Say how many lines in the records contain the string "Splash". Nothing but the number should be given.

Records drawn from a dataset
>>
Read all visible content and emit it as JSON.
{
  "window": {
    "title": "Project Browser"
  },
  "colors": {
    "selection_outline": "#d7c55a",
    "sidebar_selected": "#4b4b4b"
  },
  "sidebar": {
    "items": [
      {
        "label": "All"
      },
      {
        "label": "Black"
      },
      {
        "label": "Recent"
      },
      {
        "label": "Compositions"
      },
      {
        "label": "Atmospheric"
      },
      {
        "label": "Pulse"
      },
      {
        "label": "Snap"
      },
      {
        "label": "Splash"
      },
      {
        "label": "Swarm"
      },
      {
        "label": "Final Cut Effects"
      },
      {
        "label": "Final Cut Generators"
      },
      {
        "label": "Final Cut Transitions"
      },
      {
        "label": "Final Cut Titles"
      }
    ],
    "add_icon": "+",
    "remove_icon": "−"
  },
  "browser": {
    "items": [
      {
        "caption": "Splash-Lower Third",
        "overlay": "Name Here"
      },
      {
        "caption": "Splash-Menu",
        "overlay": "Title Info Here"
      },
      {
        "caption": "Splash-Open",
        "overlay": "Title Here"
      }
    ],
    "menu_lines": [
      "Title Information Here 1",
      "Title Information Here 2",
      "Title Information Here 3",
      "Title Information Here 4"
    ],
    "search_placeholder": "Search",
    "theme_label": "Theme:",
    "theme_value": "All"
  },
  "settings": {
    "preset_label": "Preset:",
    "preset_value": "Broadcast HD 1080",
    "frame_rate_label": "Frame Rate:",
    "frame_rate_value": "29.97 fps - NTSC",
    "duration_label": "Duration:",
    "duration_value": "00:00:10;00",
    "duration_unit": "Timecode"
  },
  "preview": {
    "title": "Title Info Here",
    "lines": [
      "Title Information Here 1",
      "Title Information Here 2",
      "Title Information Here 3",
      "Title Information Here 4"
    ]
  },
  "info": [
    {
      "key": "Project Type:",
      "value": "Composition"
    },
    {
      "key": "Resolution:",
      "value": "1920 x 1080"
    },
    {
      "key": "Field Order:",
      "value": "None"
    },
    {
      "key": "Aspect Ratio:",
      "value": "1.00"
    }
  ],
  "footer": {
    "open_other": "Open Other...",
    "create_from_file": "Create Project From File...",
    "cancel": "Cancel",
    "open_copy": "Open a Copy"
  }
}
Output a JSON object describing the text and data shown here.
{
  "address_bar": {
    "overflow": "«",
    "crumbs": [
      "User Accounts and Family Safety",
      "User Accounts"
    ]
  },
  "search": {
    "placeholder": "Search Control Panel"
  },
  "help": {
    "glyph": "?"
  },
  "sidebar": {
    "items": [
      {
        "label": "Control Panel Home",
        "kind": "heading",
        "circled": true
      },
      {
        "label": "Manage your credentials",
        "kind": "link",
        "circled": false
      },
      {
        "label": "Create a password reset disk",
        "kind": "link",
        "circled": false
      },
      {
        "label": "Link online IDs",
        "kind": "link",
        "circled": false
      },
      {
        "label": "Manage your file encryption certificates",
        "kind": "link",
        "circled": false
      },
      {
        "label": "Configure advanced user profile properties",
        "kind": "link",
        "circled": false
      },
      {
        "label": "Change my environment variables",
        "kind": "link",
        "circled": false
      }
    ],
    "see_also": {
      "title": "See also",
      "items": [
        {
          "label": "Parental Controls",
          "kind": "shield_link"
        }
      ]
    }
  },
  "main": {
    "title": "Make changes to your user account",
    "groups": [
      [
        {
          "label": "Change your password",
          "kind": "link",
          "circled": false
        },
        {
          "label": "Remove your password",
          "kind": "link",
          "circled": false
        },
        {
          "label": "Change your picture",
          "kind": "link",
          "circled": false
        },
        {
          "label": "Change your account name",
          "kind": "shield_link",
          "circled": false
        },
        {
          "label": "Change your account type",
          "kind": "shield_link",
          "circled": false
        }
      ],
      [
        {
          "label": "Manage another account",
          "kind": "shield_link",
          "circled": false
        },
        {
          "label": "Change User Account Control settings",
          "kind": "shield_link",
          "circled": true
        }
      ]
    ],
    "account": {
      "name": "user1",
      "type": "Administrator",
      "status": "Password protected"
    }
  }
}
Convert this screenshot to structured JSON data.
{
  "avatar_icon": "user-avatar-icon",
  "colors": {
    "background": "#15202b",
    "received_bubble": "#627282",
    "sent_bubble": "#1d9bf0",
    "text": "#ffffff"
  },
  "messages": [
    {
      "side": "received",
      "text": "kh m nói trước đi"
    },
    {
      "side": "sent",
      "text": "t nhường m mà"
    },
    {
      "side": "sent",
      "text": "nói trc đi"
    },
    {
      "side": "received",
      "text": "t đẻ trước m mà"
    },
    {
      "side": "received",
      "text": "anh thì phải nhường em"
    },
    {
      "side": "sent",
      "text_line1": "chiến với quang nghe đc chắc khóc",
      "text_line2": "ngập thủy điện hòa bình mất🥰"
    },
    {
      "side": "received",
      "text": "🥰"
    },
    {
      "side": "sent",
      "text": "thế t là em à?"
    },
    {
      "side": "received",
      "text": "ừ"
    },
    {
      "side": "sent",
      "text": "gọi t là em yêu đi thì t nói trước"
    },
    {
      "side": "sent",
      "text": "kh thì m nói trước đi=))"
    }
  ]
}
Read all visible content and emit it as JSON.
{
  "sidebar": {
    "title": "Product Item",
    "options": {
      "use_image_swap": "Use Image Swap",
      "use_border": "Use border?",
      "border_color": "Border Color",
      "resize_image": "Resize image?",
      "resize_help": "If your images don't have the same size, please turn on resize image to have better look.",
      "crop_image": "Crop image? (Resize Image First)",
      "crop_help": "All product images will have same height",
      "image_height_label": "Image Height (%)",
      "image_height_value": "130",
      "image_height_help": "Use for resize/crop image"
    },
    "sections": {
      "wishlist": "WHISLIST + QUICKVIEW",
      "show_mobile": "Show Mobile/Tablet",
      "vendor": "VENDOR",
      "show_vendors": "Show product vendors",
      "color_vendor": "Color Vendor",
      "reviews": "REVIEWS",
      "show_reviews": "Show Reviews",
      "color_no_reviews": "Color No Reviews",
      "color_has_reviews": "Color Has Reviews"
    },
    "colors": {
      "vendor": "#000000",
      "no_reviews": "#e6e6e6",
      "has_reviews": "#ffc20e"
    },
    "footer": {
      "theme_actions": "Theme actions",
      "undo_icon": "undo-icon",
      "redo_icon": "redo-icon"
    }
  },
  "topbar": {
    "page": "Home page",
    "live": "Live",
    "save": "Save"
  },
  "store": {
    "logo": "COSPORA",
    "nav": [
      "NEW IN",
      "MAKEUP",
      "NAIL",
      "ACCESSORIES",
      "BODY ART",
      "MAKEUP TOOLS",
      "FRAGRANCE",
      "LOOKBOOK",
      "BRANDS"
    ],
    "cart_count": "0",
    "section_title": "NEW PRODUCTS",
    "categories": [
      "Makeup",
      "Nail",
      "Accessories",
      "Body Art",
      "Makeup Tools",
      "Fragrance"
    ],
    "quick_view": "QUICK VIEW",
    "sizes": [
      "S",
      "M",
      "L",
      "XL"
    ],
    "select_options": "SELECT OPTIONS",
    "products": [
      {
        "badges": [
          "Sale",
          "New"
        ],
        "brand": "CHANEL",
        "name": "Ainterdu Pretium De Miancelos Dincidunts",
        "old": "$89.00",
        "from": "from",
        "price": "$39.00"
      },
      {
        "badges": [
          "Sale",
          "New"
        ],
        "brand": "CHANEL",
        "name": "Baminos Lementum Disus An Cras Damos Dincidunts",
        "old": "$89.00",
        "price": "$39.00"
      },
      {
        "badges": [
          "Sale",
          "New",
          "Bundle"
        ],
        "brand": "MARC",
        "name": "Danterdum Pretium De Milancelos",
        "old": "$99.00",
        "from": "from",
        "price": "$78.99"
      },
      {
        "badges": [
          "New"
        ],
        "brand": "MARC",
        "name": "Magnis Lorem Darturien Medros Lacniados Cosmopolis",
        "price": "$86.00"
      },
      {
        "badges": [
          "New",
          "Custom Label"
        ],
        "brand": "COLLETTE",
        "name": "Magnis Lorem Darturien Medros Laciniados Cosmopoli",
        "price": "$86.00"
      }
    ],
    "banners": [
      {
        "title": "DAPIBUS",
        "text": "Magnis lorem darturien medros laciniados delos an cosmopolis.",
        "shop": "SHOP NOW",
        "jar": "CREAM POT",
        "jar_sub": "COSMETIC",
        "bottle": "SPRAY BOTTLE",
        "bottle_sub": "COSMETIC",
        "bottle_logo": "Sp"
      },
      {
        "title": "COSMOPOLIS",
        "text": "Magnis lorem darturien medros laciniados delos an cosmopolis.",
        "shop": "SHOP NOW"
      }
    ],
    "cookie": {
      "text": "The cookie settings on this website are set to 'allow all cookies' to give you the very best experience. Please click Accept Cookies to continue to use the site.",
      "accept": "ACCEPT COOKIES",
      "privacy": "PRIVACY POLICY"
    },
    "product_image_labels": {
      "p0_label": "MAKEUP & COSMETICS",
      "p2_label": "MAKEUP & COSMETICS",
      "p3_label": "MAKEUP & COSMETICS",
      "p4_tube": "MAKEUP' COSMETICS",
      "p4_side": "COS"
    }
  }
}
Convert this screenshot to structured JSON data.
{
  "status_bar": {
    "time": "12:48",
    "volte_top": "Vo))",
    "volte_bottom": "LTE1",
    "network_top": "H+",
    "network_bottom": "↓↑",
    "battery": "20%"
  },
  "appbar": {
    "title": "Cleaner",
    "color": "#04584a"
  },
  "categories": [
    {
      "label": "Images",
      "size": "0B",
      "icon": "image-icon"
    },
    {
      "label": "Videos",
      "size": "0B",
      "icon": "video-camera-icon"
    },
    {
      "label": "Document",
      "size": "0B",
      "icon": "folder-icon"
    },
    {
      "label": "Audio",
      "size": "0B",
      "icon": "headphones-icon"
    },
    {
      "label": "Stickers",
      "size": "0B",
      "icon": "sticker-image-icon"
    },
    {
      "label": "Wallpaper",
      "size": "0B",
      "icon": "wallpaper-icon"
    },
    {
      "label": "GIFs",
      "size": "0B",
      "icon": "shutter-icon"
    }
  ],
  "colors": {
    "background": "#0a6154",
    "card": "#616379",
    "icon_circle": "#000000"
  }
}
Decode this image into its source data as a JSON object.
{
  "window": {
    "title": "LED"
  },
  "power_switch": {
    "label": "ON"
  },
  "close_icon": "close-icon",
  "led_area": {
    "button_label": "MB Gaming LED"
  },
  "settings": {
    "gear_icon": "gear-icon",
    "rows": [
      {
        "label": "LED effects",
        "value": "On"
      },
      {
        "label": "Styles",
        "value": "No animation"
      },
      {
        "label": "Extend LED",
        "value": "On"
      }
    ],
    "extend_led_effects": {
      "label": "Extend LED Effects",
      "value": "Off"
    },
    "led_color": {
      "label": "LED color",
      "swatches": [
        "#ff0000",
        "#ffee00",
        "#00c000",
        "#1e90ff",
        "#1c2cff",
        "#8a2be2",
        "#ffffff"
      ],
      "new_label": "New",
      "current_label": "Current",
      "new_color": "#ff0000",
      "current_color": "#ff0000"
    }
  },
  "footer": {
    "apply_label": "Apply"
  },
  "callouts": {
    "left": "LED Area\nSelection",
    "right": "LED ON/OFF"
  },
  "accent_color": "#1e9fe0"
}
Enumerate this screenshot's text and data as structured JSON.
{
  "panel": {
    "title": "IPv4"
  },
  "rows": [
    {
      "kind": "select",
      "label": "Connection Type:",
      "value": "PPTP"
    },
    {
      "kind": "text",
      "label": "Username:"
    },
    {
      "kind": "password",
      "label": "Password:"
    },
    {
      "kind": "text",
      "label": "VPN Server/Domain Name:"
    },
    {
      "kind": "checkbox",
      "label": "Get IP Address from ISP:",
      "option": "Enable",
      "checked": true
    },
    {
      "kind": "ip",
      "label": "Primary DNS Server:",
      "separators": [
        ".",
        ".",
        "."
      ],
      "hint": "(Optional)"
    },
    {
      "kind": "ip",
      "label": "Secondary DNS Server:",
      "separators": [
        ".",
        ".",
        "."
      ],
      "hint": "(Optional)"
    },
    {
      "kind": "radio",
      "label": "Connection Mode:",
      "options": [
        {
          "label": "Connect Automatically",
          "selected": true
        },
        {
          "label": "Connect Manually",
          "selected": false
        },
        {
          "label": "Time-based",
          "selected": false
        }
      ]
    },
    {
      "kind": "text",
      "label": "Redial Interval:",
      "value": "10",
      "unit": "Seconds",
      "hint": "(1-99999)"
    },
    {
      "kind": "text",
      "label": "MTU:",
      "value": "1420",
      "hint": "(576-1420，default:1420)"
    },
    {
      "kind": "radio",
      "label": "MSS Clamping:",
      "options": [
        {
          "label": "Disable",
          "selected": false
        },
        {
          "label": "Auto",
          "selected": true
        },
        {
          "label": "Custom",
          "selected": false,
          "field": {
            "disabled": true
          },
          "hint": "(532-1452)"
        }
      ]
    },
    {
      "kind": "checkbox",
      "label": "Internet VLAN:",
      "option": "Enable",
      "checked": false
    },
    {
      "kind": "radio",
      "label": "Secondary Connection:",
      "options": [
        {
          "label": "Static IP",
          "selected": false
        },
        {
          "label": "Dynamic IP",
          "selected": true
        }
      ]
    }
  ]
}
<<
TASK ANSWER: 4